      I am a tee-totaller and have been for a long time after I came to the conclusion that alcohol was adding nothing positive to my life (I understand that it offers enhancing qualities to…

      Read more
  4. Trevor Kerr

    ISTP

    Best doco is John Marsden's 'Do I Drink Too Much?' (BBC, has been on SBS). Covers lots of points crucial to understanding ethanol's grip on humanity.
    Anyone else seen it?

    report
  5. Ian Jessup

    Retrenched Journalist

    Chilling 4 Corners last night about alcohol abuse among young adults. If judges started delivering maximum sentences for drunken thuggery it might start to change things. Let's imagine for a moment that pubs and clubs are actually interested in providing a safe social drinking environment (as opposed to making a motza on grog): if they put signs up welcoming people but alerting them to the fact that drunken thuggery will get you 5 years in jail (and we all know the consequences of that for a young male)... would that make a difference? I believe that so-called energy drinks are the trigger for the increasing violence.

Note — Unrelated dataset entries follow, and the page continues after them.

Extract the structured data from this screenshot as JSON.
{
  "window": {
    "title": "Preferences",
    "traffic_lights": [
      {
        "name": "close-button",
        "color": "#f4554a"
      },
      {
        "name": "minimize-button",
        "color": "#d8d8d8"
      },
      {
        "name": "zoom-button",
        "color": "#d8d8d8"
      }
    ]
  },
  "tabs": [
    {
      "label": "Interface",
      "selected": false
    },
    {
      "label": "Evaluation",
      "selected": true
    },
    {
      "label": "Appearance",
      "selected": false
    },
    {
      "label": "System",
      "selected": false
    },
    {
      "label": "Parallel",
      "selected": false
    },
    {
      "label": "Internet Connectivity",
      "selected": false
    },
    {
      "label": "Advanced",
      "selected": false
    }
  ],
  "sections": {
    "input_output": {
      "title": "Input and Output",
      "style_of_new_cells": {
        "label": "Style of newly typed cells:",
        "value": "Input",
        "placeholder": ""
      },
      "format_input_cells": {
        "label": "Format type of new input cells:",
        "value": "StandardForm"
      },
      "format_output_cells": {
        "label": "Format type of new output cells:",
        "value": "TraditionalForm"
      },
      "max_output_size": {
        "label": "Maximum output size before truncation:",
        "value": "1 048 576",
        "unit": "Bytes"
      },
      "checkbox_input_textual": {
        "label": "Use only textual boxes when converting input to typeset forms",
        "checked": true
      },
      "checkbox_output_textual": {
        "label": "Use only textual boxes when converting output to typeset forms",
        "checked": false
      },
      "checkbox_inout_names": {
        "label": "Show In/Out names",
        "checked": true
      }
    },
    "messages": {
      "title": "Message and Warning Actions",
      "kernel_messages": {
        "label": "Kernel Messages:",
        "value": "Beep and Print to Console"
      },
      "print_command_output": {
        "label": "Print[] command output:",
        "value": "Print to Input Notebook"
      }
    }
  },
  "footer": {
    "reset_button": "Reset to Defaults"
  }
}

Young males and females down a couple of caffeine hits, get drunk, then suddenly think they're Stephen Segal and want to fight the whole world.

    report
    1. J Hancox

      logged in via email @msn.com

      In reply to Ian Jessup

      I know someone in law enforcement and they tell me that energy drinks are part of the increasing alcohol-related violence in young people - the major contributing factor being that they enable folks to be awake and acting out long after they would normally pass out from intoxication. Another scourge is the drug ice which also has stimulant effects and is terrible on it's own let alone mixed with copious alcohol.

      report
  6. John R. Sabine

    Scholar-at-Large

    Clearly most particpants in this alcohol conversation have ignored my admonition from yesterday. If one wants to include any substance, including alcohol, within the category of "drug", then one must first define the term "drug". I am waiting, as I have been for a long time, to find a satisfactory definition.

    report
    1. Greg Flint

      Project Manager

      In reply to John R. Sabine

      Alcohol is a psychoactive drug, and I agree that the term 'drugs' includes alcohol. I'll go with consensus on any further definition of 'drug' and whether it includes (possibly) non-psychoactive chemicals, such as caffeine and nicotine.

      report
    2. J Hancox

      logged in via email @msn.com

      In reply to John R. Sabine

      I class anything that has psychoactive effects as a drug, including alcohol and caffeine. Under this fairly strict classification I suppose that even chocolate could count as a drug, one that I use strictly for medicinal purposes of course.

      report
  7. John Hopkins

    Social Engineer

    The dumber a person is, the more Idiot Juice (Alcohol) they consume. THE most stupid of all is the dimwit who goes to the pub to get drunk while watching Football & Gambling. Dimwits.

    report
    1. Greg Flint

      Project Manager

      In reply to John Hopkins

      Please send me a link to a decent study that links intelligence to alcohol consumption, because I don't have that impression at all. I have the impression that there's absolutely no correlation. Thanks.

      report